**Work request**
Print out the complete set of records below, exactly as they read.

━━━ Given records

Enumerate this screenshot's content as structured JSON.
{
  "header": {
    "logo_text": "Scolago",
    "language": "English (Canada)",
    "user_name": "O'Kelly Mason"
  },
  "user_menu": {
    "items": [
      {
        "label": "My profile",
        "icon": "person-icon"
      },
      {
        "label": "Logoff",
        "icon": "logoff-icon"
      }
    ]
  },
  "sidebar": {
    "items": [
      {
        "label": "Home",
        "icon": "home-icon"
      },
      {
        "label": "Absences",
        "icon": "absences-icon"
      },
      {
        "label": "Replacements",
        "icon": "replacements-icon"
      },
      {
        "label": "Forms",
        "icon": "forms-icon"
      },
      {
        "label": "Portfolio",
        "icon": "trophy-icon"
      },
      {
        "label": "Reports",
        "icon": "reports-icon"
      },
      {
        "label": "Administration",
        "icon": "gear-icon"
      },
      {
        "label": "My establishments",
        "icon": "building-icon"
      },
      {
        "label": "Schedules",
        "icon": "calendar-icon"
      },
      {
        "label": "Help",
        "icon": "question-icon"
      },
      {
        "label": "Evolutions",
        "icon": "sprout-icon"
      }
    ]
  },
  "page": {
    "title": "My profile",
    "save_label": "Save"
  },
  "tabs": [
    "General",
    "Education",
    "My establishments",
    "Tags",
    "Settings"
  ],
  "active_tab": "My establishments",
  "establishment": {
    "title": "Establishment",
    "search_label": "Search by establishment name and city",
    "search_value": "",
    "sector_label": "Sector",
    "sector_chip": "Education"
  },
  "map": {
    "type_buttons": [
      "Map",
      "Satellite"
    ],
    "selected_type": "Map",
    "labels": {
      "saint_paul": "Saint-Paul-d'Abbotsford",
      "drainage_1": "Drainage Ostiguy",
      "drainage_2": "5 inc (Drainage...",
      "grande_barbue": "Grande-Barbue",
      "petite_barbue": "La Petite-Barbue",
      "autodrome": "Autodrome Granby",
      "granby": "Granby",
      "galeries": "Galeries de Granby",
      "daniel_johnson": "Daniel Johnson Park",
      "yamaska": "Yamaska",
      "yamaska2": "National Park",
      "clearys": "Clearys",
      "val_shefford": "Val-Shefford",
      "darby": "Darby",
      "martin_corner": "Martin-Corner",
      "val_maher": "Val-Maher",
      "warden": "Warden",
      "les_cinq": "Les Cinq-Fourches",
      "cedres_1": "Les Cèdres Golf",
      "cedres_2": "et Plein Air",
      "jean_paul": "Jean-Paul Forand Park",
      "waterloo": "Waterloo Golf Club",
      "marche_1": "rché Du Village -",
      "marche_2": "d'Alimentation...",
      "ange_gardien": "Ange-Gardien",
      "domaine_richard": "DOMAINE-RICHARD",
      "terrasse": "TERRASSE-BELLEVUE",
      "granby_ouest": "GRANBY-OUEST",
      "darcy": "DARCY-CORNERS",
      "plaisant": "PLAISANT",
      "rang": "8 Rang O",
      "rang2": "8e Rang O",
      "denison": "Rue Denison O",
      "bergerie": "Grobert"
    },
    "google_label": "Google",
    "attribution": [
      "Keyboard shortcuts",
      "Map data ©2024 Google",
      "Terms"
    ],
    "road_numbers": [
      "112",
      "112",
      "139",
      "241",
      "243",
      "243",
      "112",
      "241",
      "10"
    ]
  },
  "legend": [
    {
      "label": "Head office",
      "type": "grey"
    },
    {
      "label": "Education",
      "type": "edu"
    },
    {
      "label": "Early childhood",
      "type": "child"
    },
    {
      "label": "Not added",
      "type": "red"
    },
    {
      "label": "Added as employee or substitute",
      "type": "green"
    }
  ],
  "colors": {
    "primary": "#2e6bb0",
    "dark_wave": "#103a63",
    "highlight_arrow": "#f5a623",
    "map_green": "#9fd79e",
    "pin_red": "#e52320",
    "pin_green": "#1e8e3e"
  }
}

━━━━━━

**Expected answer**
Enumerate this screenshot's content as structured JSON.
{
  "header": {
    "logo_text": "Scolago",
    "language": "English (Canada)",
    "user_name": "O'Kelly Mason"
  },
  "user_menu": {
    "items": [
      {
        "label": "My profile",
        "icon": "person-icon"
      },
      {
        "label": "Logoff",
        "icon": "logoff-icon"
      }
    ]
  },
  "sidebar": {
    "items": [
      {
        "label": "Home",
        "icon": "home-icon"
      },
      {
        "label": "Absences",
        "icon": "absences-icon"
      },
      {
        "label": "Replacements",
        "icon": "replacements-icon"
      },
      {
        "label": "Forms",
        "icon": "forms-icon"
      },
      {
        "label": "Portfolio",
        "icon": "trophy-icon"
      },
      {
        "label": "Reports",
        "icon": "reports-icon"
      },
      {
        "label": "Administration",
        "icon": "gear-icon"
      },
      {
        "label": "My establishments",
        "icon": "building-icon"
      },
      {
        "label": "Schedules",
        "icon": "calendar-icon"
      },
      {
        "label": "Help",
        "icon": "question-icon"
      },
      {
        "label": "Evolutions",
        "icon": "sprout-icon"
      }
    ]
  },
  "page": {
    "title": "My profile",
    "save_label": "Save"
  },
  "tabs": [
    "General",
    "Education",
    "My establishments",
    "Tags",
    "Settings"
  ],
  "active_tab": "My establishments",
  "establishment": {
    "title": "Establishment",
    "search_label": "Search by establishment name and city",
    "search_value": "",
    "sector_label": "Sector",
    "sector_chip": "Education"
  },
  "map": {
    "type_buttons": [
      "Map",
      "Satellite"
    ],
    "selected_type": "Map",
    "labels": {
      "saint_paul": "Saint-Paul-d'Abbotsford",
      "drainage_1": "Drainage Ostiguy",
      "drainage_2": "5 inc (Drainage...",
      "grande_barbue": "Grande-Barbue",
      "petite_barbue": "La Petite-Barbue",
      "autodrome": "Autodrome Granby",
      "granby": "Granby",
      "galeries": "Galeries de Granby",
      "daniel_johnson": "Daniel Johnson Park",
      "yamaska": "Yamaska",
      "yamaska2": "National Park",
      "clearys": "Clearys",
      "val_shefford": "Val-Shefford",
      "darby": "Darby",
      "martin_corner": "Martin-Corner",
      "val_maher": "Val-Maher",
      "warden": "Warden",
      "les_cinq": "Les Cinq-Fourches",
      "cedres_1": "Les Cèdres Golf",
      "cedres_2": "et Plein Air",
      "jean_paul": "Jean-Paul Forand Park",
      "waterloo": "Waterloo Golf Club",
      "marche_1": "rché Du Village -",
      "marche_2": "d'Alimentation...",
      "ange_gardien": "Ange-Gardien",
      "domaine_richard": "DOMAINE-RICHARD",
      "terrasse": "TERRASSE-BELLEVUE",
      "granby_ouest": "GRANBY-OUEST",
      "darcy": "DARCY-CORNERS",
      "plaisant": "PLAISANT",
      "rang": "8 Rang O",
      "rang2": "8e Rang O",
      "denison": "Rue Denison O",
      "bergerie": "Grobert"
    },
    "google_label": "Google",
    "attribution": [
      "Keyboard shortcuts",
      "Map data ©2024 Google",
      "Terms"
    ],
    "road_numbers": [
      "112",
      "112",
      "139",
      "241",
      "243",
      "243",
      "112",
      "241",
      "10"
    ]
  },
  "legend": [
    {
      "label": "Head office",
      "type": "grey"
    },
    {
      "label": "Education",
      "type": "edu"
    },
    {
      "label": "Early childhood",
      "type": "child"
    },
    {
      "label": "Not added",
      "type": "red"
    },
    {
      "label": "Added as employee or substitute",
      "type": "green"
    }
  ],
  "colors": {
    "primary": "#2e6bb0",
    "dark_wave": "#103a63",
    "highlight_arrow": "#f5a623",
    "map_green": "#9fd79e",
    "pin_red": "#e52320",
    "pin_green": "#1e8e3e"
  }
}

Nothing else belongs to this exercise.